■ **WHAT IS REQUIRED**: Return all of the entries exactly, with nothing added or left out.
☆ ☆ ☆ ☆ ☆
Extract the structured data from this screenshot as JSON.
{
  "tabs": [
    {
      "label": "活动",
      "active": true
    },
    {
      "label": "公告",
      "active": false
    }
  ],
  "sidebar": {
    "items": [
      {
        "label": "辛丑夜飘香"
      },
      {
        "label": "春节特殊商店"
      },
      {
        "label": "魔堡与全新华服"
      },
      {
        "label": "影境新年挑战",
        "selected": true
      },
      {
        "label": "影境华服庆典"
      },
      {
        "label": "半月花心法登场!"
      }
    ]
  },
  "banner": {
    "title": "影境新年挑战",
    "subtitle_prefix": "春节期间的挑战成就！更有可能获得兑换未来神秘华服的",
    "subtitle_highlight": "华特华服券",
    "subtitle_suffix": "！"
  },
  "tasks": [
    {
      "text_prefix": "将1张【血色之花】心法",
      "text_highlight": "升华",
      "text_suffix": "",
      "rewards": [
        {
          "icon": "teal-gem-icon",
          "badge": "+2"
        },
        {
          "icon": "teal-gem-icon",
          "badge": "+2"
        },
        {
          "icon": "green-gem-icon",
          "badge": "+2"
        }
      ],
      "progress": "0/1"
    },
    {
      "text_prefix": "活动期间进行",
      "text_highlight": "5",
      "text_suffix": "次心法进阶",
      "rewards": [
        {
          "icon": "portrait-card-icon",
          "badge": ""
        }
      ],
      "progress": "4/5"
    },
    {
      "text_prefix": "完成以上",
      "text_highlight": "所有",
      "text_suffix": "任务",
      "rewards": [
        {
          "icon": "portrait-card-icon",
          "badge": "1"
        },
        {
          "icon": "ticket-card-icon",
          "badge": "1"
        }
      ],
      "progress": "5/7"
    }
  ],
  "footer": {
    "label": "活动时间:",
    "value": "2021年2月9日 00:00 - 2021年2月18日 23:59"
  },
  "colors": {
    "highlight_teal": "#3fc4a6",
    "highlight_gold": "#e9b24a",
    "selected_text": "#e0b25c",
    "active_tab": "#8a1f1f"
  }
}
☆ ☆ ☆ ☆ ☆
■ **THE COMPLETED TASK**:
Extract the structured data from this screenshot as JSON.
{
  "tabs": [
    {
      "label": "活动",
      "active": true
    },
    {
      "label": "公告",
      "active": false
    }
  ],
  "sidebar": {
    "items": [
      {
        "label": "辛丑夜飘香"
      },
      {
        "label": "春节特殊商店"
      },
      {
        "label": "魔堡与全新华服"
      },
      {
        "label": "影境新年挑战",
        "selected": true
      },
      {
        "label": "影境华服庆典"
      },
      {
        "label": "半月花心法登场!"
      }
    ]
  },
  "banner": {
    "title": "影境新年挑战",
    "subtitle_prefix": "春节期间的挑战成就！更有可能获得兑换未来神秘华服的",
    "subtitle_highlight": "华特华服券",
    "subtitle_suffix": "！"
  },
  "tasks": [
    {
      "text_prefix": "将1张【血色之花】心法",
      "text_highlight": "升华",
      "text_suffix": "",
      "rewards": [
        {
          "icon": "teal-gem-icon",
          "badge": "+2"
        },
        {
          "icon": "teal-gem-icon",
          "badge": "+2"
        },
        {
          "icon": "green-gem-icon",
          "badge": "+2"
        }
      ],
      "progress": "0/1"
    },
    {
      "text_prefix": "活动期间进行",
      "text_highlight": "5",
      "text_suffix": "次心法进阶",
      "rewards": [
        {
          "icon": "portrait-card-icon",
          "badge": ""
        }
      ],
      "progress": "4/5"
    },
    {
      "text_prefix": "完成以上",
      "text_highlight": "所有",
      "text_suffix": "任务",
      "rewards": [
        {
          "icon": "portrait-card-icon",
          "badge": "1"
        },
        {
          "icon": "ticket-card-icon",
          "badge": "1"
        }
      ],
      "progress": "5/7"
    }
  ],
  "footer": {
    "label": "活动时间:",
    "value": "2021年2月9日 00:00 - 2021年2月18日 23:59"
  },
  "colors": {
    "highlight_teal": "#3fc4a6",
    "highlight_gold": "#e9b24a",
    "selected_text": "#e0b25c",
    "active_tab": "#8a1f1f"
  }
}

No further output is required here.